No, you can’t answer the question, “When will the global economy recover?” That’s the purview of economists, and they don’t know either. The question is leaving people feeling stuck—they don’t know what is going to happen, and don’t know what to do.
In the midst of this massive economic crisis, even talented futurists cannot tell you with certainty when and in what ways the global economy will recover. But futures thinking can do a lot to help explain the cascading impacts of the crisis, and the potential changes we will see as the global economy settles down and resumes on a new track.
We need foresight, now more than ever. It’s the key to getting unstuck, to turning the question—“what will happen next?” to a statement, “here’s what we will make happen next”.
Some of our clients have asked us about near- and long-term trends in light of the current economic situation. They want to know which of the trends will endure the crisis, which could amplify, which might decline, and so on. Much of the thinking that helps answer those questions is about looking at which trends gain strength from the economic shocks, and which may be weakened.
The economic crisis will accelerate some trends, and slow others. What will be interesting and often tough, is when the downturn is the final straw for a system, sector, or business, and puts an end to things, perhaps sooner than they might have gone down. The economic strain will kill off some businesses and systems that might otherwise muddle through in good times. Examples are some print media, notably daily newspapers, behemoth cars like the Hummer and H2, and weak retailers like Linens ‘n’ Things and Circuit City.
But alongside decline and destruction, there are new motivations, new needs, new possibilities. For example, the economic crisis will raise interest in a number of things: barter, local production, car sharing, used goods markets, reuse/recycling, repair (shoe repair, e.g.), and, when not demanding investment and higher costs, green consumption overall.
This swirl of decline and opportunity is where there’s room to make new choices and carve out new, desired futures. We have options and new room to try new things.
The tools and skills of foresight can help us explore those options. We can game out scenarios of our future, and open up new thinking about innovations, new business models, potential changes in operations, products lines, and so on. In fact, now is a good time to do those things—so much is in question, and so much is likely to have change forced on it, that we can pick up the old saying “In crisis we find opportunity” and make the challenges we face a tool of positive change. That opportunity demands our best creative, futures thinking. We need to envision, believe in, and build what’s next.
Image: The Ninja Monkey, via Flickr, cc license

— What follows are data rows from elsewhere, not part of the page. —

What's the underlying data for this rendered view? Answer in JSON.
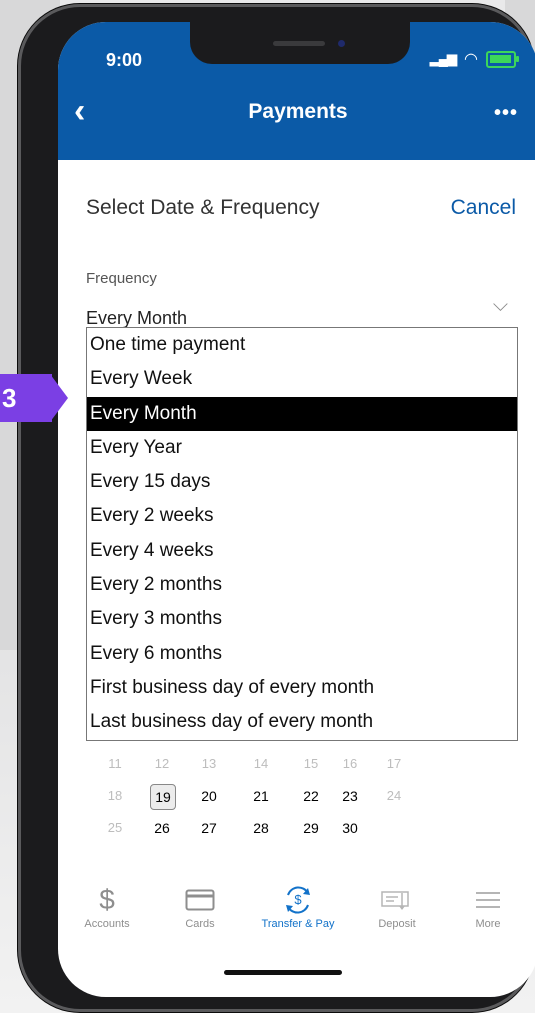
{
  "status": {
    "time": "9:00"
  },
  "nav": {
    "title": "Payments",
    "back": "‹",
    "more": "•••"
  },
  "form": {
    "heading": "Select Date & Frequency",
    "cancel": "Cancel",
    "frequency_label": "Frequency",
    "frequency_value": "Every Month",
    "options": [
      "One time payment",
      "Every Week",
      "Every Month",
      "Every Year",
      "Every 15 days",
      "Every 2 weeks",
      "Every 4 weeks",
      "Every 2 months",
      "Every 3 months",
      "Every 6 months",
      "First business day of every month",
      "Last business day of every month"
    ],
    "selected_option": "Every Month"
  },
  "calendar": {
    "rows": [
      [
        "11",
        "12",
        "13",
        "14",
        "15",
        "16",
        "17"
      ],
      [
        "18",
        "19",
        "20",
        "21",
        "22",
        "23",
        "24"
      ],
      [
        "25",
        "26",
        "27",
        "28",
        "29",
        "30"
      ]
    ],
    "selected_day": "19"
  },
  "tabs": [
    {
      "label": "Accounts",
      "icon": "dollar-icon"
    },
    {
      "label": "Cards",
      "icon": "card-icon"
    },
    {
      "label": "Transfer & Pay",
      "icon": "transfer-icon",
      "active": true
    },
    {
      "label": "Deposit",
      "icon": "check-icon"
    },
    {
      "label": "More",
      "icon": "menu-icon"
    }
  ],
  "annotation": {
    "step": "3"
  },
  "colors": {
    "brand": "#0b5aa7",
    "active_tab": "#1272c9",
    "marker": "#7b3fe4"
  }
}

I’m finding this ‘crisis’ to be ripe for pitching the value of foresight. Feel like a sunglasses sales rep targeting deer blinded by headlights. And I’m trying my best to deflect the ‘which trends’ question – and selling the core to futures thinking.
Clients – need a restart button- and I’m trying to sell the value of identifying their assumptions, understanding the nature of change, eras and discontinuities, et al. It seems a rare time when slightly academic activities are accepted. So I’m mildly optimistic that foresight could benefit from this transition period.
Glad to see you asking what things might be slowed / accelerated by impact of this transition. Agreed that durables could rise et al…But my out loud question is — what about globalization? When the ‘economic engine’ starts up again (assuming no collapse scenario) — what’s the speed of change? Are China, India and Brazil likely to emerge stronger in terms of human talent? Resource control? Is this ‘event’ a trigger for a new era of geo relations?
I think the space to play intellectually is geopolitical/geo-economics. Reading Thomas Barnett’s latest book now.. highly recommend it!
Missed you in Pasadena– but trust you had fun with the family!!